(Work to complete) In the entries below, find the string "before" and return each line holding it.

(Given data)
══════════════════════════════

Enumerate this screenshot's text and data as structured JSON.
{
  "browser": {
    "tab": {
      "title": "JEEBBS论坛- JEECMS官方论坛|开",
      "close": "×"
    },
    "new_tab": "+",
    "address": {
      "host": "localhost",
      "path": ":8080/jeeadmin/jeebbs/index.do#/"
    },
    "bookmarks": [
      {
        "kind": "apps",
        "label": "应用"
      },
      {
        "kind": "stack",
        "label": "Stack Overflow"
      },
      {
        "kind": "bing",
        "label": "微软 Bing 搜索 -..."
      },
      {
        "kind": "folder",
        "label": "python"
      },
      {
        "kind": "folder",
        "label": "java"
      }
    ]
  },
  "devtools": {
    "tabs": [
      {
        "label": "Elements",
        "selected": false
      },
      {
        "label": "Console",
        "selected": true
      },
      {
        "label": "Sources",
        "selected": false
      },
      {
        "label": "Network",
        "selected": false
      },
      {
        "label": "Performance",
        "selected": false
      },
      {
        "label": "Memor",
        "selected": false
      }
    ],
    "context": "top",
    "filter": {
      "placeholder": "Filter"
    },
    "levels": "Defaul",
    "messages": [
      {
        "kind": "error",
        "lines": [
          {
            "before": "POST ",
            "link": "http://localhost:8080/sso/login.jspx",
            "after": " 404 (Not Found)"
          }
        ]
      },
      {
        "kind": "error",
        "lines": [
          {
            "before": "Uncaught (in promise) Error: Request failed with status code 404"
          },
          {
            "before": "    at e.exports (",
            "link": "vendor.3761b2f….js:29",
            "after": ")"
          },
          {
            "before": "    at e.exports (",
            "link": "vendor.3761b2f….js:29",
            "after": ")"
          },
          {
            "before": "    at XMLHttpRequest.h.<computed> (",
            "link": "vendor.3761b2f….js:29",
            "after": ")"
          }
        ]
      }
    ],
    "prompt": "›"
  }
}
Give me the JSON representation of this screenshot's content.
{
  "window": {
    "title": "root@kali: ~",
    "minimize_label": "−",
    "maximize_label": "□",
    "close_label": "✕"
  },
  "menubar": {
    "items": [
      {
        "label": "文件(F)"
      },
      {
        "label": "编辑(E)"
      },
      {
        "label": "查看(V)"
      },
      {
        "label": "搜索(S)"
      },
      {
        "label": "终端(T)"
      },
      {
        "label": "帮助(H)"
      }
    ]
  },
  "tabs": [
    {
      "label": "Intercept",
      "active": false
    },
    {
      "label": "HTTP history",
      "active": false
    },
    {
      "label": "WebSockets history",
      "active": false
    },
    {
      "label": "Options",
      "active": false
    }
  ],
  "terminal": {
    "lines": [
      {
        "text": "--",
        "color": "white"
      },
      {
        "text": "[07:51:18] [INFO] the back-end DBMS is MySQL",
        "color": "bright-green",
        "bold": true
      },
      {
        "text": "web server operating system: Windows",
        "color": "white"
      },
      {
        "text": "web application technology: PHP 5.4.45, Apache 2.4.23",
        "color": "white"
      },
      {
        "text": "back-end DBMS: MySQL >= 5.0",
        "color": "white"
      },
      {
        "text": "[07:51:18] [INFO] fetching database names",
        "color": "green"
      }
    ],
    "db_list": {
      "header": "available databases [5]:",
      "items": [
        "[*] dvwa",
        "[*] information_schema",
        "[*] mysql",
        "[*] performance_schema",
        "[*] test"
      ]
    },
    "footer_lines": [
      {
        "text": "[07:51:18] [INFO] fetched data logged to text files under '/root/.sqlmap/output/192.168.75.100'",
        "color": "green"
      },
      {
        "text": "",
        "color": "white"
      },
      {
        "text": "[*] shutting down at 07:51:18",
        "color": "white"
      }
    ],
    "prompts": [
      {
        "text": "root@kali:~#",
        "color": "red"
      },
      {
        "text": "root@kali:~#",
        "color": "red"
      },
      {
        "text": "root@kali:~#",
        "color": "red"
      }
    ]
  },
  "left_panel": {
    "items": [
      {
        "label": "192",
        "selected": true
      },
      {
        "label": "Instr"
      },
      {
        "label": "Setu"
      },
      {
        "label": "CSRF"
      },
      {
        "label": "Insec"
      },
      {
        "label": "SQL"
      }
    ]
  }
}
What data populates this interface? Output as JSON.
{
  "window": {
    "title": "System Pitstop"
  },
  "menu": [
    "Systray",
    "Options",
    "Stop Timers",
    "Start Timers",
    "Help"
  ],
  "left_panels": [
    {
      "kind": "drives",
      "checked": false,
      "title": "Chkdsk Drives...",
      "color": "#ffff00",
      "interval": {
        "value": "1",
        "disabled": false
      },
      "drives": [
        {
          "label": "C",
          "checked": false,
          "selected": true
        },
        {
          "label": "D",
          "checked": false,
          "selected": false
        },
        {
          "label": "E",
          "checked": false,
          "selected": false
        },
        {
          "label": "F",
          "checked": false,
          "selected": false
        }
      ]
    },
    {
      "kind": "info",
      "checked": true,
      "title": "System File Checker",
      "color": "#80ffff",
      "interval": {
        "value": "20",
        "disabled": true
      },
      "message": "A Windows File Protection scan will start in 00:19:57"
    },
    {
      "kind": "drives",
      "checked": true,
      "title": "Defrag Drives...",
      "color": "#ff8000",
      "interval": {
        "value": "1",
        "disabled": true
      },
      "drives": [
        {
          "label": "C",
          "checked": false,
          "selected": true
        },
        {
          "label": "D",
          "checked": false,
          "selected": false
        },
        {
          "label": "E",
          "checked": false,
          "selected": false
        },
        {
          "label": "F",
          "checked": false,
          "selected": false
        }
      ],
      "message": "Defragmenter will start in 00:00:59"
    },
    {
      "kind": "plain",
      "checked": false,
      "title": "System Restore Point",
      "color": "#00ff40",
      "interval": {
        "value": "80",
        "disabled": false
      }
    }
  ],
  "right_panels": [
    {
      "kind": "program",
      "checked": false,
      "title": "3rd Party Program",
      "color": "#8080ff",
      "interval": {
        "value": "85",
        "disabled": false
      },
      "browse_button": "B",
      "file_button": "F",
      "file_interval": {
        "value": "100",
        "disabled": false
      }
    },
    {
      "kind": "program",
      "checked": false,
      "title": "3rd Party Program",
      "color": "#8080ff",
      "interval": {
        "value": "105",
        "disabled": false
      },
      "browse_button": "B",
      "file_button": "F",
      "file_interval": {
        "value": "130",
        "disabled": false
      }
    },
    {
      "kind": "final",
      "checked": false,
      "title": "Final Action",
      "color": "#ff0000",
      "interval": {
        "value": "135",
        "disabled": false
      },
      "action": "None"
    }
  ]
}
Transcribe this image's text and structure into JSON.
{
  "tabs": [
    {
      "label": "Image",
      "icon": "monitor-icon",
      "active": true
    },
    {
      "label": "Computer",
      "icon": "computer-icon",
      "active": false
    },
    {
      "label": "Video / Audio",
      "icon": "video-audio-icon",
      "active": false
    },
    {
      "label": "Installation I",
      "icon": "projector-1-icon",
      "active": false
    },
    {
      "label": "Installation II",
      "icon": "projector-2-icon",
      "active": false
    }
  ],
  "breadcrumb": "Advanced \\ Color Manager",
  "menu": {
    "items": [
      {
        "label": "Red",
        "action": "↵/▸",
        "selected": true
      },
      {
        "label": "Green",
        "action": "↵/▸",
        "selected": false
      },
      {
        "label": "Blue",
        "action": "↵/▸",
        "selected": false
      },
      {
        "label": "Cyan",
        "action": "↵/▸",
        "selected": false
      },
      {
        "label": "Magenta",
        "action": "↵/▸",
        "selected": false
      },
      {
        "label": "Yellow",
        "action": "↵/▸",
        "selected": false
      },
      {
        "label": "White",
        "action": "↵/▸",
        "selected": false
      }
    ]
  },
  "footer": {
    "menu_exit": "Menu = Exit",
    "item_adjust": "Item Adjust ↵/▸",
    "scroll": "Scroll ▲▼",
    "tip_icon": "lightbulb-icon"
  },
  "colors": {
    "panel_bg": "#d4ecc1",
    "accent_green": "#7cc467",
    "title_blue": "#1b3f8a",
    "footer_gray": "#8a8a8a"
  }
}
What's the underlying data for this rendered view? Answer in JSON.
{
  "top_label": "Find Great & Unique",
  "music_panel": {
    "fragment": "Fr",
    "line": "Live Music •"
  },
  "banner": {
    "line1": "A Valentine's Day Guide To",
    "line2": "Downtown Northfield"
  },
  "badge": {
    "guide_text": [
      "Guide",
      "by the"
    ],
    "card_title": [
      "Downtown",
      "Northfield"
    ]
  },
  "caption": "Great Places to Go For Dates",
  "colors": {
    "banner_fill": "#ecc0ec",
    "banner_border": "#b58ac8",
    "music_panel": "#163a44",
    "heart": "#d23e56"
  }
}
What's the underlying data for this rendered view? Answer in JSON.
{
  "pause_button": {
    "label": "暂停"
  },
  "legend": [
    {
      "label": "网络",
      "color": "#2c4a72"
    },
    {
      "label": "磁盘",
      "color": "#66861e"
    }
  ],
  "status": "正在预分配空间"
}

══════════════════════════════

(Solution below)
            "before": "POST ",
            "before": "Uncaught (in promise) Error: Request failed with status code 404"
            "before": "    at e.exports (",
            "before": "    at e.exports (",
            "before": "    at XMLHttpRequest.h.<computed> (",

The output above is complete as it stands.